Lag B’Omer means picnic time. At Apples and Honey it means the nursery students preparing a picnic for a friend. This requires them to listen, wait and try to take another child’s point of view. They need to ask their friend if they would prefer cream cheese or butter, if they would like it with or without cucumber. Then the little chefs prepare the sandwich having to keep in mind that this is not one for them to eat but for their friend to enjoy. Finally, they have to give their creation away and wait for their own sandwich to arrive. This is much harder to do when the friend has marked differences in their food preferences… certainly food for thought and a lesson for life!
Milk and honey are Shavuot’s special ingredients. Children at nursery make fruit milk shakes with ice cream and love, blending them themselves. The way the milk, fruit and ice cream transform in front of their eyes captures their attention and gives way to all sorts of questions and explanations. They also make individual cheesecakes using a biscuit as a base, then they top it with cream cheese and maybe some jam or fruit. Squeezing fresh oranges is a holistic experience. What pride when the children manage to produce juice from their physical exertions! They can drink all those vitamins themselves or share with a friend.
Festivals of Other Faiths and Cultures
At Apples and Honey, we use cooking as a medium for teaching the children about other faiths and cultures too and it is amazing how often rice features in these celebrations. For the Chinese New Year we prepare rice with soy sauce comparing the textures of dry and cooked rice and then attempting to eat it with chopsticks.
Rice pudding is made for the Muslim feast of Eid-al Adha, flavoured with cardamom and rose water; a delicious treat for children and adults alike. Rice is also central to Norooz, the Persian New Year celebrations when it is cooked with green vegetables and is seasoned with parsley, coriander,chives, dill and fenugreek. These exotic dishes expand our horizons and help the children to literally taste and enjoy the flavour of various cultures.

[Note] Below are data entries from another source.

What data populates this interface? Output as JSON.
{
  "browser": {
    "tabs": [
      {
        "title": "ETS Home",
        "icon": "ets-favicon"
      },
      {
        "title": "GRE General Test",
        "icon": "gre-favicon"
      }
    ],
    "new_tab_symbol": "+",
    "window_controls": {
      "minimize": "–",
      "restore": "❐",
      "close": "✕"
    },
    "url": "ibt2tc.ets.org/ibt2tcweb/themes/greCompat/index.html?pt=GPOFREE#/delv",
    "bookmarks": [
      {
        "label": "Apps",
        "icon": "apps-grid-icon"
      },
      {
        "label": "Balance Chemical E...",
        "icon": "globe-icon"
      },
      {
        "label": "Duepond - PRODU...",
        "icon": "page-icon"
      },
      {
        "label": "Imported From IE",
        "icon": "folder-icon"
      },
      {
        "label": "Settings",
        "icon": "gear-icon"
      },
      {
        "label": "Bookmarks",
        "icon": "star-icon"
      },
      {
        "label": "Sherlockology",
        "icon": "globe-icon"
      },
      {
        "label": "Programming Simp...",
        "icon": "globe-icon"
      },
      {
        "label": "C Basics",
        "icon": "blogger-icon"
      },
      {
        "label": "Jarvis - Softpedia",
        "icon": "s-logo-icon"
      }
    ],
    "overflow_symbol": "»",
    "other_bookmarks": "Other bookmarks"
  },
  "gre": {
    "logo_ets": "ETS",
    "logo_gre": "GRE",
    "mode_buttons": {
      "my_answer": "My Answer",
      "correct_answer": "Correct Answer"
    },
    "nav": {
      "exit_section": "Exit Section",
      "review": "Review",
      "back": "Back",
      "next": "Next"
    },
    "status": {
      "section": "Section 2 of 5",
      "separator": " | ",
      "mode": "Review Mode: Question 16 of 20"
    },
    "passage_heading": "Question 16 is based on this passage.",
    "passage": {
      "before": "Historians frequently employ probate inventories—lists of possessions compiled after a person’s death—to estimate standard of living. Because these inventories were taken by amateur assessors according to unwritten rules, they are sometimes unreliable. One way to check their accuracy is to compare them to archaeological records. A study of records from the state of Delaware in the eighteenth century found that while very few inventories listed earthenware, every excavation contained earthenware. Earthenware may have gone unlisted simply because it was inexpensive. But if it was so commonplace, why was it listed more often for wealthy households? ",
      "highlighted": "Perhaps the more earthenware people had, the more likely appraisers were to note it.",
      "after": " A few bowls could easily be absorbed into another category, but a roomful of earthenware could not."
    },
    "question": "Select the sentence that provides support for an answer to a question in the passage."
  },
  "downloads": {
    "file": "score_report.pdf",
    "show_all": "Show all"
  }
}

The biblical story of Creation has an edible version too. Children use iceberg lettuce to represent clouds; raisins take the place of birds and breadsticks for trees. At times, slices of banana appear, resembling the sun, but that’s dependant on the weather!
For the Genesis story of Esau who sells his birthright to his brother Jacob for a ‘mess of pottage’ prepared by Jacob, the children prepare and eat some ‘red soup’ made from carrots and red lentils.

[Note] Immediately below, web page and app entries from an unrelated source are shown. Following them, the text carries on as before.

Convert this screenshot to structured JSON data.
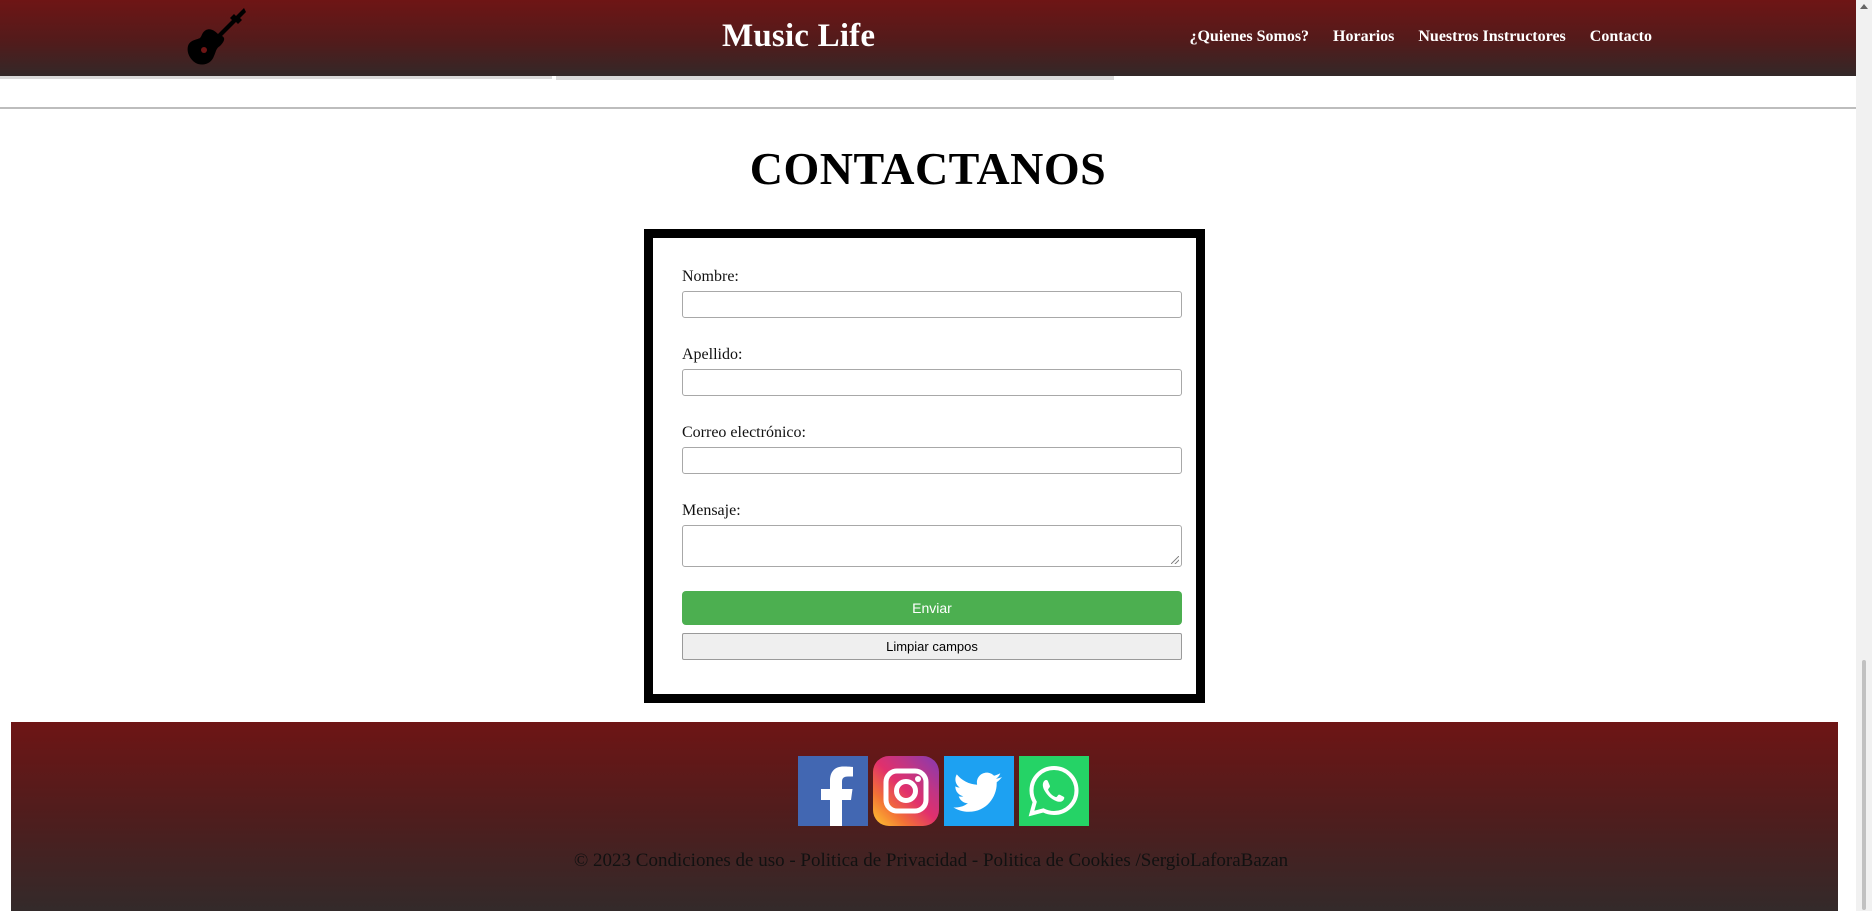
{
  "header": {
    "site_title": "Music Life",
    "logo_icon": "guitar-icon",
    "nav": [
      {
        "label": "¿Quienes Somos?"
      },
      {
        "label": "Horarios"
      },
      {
        "label": "Nuestros Instructores"
      },
      {
        "label": "Contacto"
      }
    ]
  },
  "contact": {
    "title": "CONTACTANOS",
    "fields": {
      "nombre": {
        "label": "Nombre:",
        "value": ""
      },
      "apellido": {
        "label": "Apellido:",
        "value": ""
      },
      "correo": {
        "label": "Correo electrónico:",
        "value": ""
      },
      "mensaje": {
        "label": "Mensaje:",
        "value": ""
      }
    },
    "submit_label": "Enviar",
    "clear_label": "Limpiar campos"
  },
  "footer": {
    "social": [
      {
        "name": "facebook-icon",
        "color": "#4267b2"
      },
      {
        "name": "instagram-icon",
        "color": "#c13584"
      },
      {
        "name": "twitter-icon",
        "color": "#1da1f2"
      },
      {
        "name": "whatsapp-icon",
        "color": "#25d366"
      }
    ],
    "text": "© 2023 Condiciones de uso - Politica de Privacidad - Politica de Cookies /SergioLaforaBazan"
  },
  "colors": {
    "header_top": "#6e1515",
    "header_bottom": "#332828",
    "accent_green": "#4caf50"
  }
}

Recently we have had a wonderful new development at the nursery, the Biblical Garden. In their very own playground, the children can find the herbs, bushes and trees that are described in Biblical stories. They realise these plants and trees not only exist nowadays but also grew in a long gone era. The children get to know what a fig or olive tree looks like as well as find out what kind of care it needs. They see the grapevine changing around the calendar year and learn about the celebrations involving grapes, raisins and or wine. Even though the pomegranate is a Mediterranean bush it has managed to grow and even fruit in South West London. So have herbs like coriander, sage, hyssop, garlic and dill.

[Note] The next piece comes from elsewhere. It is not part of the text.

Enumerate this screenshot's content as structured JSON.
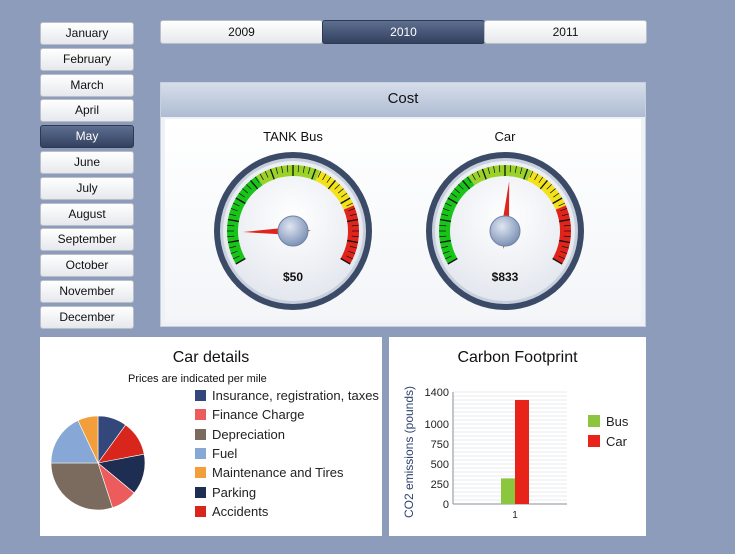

Children can harvest these herbs and use them for a festival: parsley at Pesach, coriander for Havdalah.
The children also experience the full cycle of plant life from planting a seed, to caring and nurturing its growth, to eating it. Finally, the leftovers are composted in the nursery’s very own wormery. The wormery produces a good amount of liquid compost that is sold at nursery and synagogue fairs to raise funds for the nursery.
So the use of this garden helps connect horticulture, history, Jewish traditions and learning, as well as responsibility towards the community and the environment. Wow!